----- Dataset records

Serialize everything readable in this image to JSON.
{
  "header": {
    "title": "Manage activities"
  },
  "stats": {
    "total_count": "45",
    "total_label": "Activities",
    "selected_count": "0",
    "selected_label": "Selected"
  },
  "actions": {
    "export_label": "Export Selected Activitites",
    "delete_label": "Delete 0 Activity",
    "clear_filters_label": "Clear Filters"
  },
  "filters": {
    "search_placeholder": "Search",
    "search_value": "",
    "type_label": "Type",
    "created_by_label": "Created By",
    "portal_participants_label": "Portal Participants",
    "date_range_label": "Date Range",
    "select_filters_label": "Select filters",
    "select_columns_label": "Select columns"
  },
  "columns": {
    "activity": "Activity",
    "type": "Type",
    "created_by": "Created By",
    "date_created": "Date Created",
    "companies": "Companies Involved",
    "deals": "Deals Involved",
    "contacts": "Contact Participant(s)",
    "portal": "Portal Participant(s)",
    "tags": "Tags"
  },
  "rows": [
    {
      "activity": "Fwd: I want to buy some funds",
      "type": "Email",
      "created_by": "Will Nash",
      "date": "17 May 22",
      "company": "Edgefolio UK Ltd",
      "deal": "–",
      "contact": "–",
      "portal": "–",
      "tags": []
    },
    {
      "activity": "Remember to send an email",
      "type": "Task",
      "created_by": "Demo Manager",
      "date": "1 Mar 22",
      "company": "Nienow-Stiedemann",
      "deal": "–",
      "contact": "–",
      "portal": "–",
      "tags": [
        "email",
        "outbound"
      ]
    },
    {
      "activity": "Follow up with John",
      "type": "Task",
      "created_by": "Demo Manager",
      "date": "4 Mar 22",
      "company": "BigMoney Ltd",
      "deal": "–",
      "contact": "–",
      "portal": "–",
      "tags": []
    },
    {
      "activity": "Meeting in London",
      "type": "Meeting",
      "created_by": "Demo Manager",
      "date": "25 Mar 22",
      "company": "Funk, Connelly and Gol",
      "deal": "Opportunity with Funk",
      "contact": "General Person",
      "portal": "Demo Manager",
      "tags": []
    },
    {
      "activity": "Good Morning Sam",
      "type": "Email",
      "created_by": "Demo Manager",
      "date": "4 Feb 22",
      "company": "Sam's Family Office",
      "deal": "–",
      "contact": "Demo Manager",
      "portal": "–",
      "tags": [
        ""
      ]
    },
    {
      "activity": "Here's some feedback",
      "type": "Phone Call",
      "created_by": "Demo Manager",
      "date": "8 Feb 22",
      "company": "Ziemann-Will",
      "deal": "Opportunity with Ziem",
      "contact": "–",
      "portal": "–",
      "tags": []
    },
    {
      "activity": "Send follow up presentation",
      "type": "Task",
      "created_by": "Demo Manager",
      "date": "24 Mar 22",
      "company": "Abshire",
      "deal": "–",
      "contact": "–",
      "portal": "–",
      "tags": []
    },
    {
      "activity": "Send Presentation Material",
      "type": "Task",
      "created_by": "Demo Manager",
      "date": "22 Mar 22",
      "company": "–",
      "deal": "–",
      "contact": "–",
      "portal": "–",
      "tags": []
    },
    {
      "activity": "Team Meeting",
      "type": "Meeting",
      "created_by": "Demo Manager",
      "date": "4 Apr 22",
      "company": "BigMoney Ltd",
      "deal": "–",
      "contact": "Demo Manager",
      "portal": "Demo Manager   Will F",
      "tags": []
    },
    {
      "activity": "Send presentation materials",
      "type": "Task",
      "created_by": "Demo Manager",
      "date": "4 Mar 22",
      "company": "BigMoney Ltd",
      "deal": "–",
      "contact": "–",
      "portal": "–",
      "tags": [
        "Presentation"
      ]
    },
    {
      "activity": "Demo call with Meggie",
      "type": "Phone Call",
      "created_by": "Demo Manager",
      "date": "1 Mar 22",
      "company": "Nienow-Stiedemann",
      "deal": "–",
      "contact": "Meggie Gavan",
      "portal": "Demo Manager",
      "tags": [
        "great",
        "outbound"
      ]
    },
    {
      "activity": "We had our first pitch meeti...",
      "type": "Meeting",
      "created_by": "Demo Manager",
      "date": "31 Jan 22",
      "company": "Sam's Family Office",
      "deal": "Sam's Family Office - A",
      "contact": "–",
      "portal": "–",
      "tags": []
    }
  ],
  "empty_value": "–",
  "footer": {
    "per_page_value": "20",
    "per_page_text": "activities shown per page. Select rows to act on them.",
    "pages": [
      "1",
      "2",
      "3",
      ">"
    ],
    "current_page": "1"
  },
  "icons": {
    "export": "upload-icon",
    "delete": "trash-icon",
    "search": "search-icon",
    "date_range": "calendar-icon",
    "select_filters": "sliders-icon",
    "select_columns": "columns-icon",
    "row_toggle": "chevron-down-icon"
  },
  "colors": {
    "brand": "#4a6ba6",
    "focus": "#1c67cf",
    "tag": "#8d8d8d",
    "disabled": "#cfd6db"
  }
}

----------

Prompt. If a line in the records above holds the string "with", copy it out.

Result of this exercise.
      "activity": "Follow up with John",
      "deal": "Opportunity with Funk",
      "deal": "Opportunity with Ziem",
      "activity": "Demo call with Meggie",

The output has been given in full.